Background In previous studies it has been indicated that functional measures are less responsive in patients with established or late rheumatoid arthritis (RA) as compared with early RA, potentially because chronic irreversible functional damage is present. Therefore, they may not be useful as disease activity measures. We aimed to investigate whether this is specific to functional measures, or if it similarly also relates to other typical RA disease activity measures.
Methods We performed a pooled analysis of patient level clinical trial data of patients with RA. We investigated the effects of duration of RA on the responsiveness of all RA core set measures by using logistic regression analysis. We performed a number of sensitivity analyses to support our findings.
Results The probability of response in functional scores decreased from ∼60% in early disease to ∼30% in established/late disease (p=0.0023). No other core set variable or composite index behaved in this way.
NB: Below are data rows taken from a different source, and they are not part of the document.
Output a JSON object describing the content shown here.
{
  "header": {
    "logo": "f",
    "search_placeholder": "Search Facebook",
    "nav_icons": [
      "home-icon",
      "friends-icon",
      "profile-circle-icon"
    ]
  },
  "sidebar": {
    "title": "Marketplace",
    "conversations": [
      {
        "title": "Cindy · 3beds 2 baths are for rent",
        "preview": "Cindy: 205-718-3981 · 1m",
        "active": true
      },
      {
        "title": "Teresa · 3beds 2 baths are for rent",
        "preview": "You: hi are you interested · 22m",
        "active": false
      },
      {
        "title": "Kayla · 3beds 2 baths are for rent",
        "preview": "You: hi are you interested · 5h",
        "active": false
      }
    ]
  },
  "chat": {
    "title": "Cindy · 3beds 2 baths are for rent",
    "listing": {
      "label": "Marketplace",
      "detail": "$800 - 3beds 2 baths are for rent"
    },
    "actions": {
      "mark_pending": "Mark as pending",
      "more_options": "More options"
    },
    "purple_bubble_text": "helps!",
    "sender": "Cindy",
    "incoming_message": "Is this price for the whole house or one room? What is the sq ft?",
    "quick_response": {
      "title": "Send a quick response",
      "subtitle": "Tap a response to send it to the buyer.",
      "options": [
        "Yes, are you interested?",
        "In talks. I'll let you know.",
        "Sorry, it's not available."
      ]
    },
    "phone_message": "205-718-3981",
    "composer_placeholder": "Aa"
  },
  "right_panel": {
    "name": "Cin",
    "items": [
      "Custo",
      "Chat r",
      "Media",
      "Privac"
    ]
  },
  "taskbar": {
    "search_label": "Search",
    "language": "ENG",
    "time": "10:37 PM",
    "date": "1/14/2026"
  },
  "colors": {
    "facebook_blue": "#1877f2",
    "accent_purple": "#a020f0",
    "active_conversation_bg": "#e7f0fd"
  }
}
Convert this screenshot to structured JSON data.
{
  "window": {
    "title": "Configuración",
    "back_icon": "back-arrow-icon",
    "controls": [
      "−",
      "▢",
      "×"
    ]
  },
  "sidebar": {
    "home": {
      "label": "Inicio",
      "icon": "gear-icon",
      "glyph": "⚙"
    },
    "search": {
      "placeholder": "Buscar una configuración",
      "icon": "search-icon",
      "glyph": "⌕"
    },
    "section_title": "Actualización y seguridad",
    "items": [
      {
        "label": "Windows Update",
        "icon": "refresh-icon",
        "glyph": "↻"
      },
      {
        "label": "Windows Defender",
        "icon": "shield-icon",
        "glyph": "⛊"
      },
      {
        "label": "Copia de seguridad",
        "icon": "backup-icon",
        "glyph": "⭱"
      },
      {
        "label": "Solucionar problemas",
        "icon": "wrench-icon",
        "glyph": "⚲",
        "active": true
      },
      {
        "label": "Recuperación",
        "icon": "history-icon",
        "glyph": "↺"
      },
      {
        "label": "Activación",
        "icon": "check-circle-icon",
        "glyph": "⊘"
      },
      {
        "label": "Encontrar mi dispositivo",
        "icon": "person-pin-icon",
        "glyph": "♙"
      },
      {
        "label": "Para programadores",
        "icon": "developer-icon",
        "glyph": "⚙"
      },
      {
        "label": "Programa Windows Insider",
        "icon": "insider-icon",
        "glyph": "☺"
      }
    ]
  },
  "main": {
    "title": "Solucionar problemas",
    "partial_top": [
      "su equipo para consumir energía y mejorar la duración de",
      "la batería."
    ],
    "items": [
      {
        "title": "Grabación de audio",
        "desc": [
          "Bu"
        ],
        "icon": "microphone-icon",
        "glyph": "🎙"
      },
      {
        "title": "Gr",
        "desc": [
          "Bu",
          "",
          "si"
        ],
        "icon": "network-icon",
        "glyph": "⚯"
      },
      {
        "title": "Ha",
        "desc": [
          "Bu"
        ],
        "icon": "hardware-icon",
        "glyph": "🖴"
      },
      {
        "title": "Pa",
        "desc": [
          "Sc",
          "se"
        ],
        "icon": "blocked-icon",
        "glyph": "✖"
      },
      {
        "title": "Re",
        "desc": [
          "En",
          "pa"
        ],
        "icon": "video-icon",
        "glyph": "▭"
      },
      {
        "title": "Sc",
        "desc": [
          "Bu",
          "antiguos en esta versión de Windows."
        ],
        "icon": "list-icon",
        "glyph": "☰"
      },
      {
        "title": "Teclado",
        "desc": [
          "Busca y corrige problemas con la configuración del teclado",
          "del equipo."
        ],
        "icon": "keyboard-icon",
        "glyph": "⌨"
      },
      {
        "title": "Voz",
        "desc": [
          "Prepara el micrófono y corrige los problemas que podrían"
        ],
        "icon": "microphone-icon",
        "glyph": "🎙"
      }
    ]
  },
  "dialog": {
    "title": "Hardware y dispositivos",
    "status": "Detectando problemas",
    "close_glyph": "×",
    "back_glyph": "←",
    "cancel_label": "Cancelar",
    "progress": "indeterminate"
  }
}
The effect of chronicity solely on functional responses was confirmed in all sensitivity analyses, particularly also when joint damage was used as a surrogate of chronicity, responsiveness decreased from >60% in patients with little structural damage to <20% in patients with severe joint damage (p<0.001).
Conclusions Physical function is among the most important outcomes of RA, but in contrast with other core set measures it is not a reliable measure for disease activity.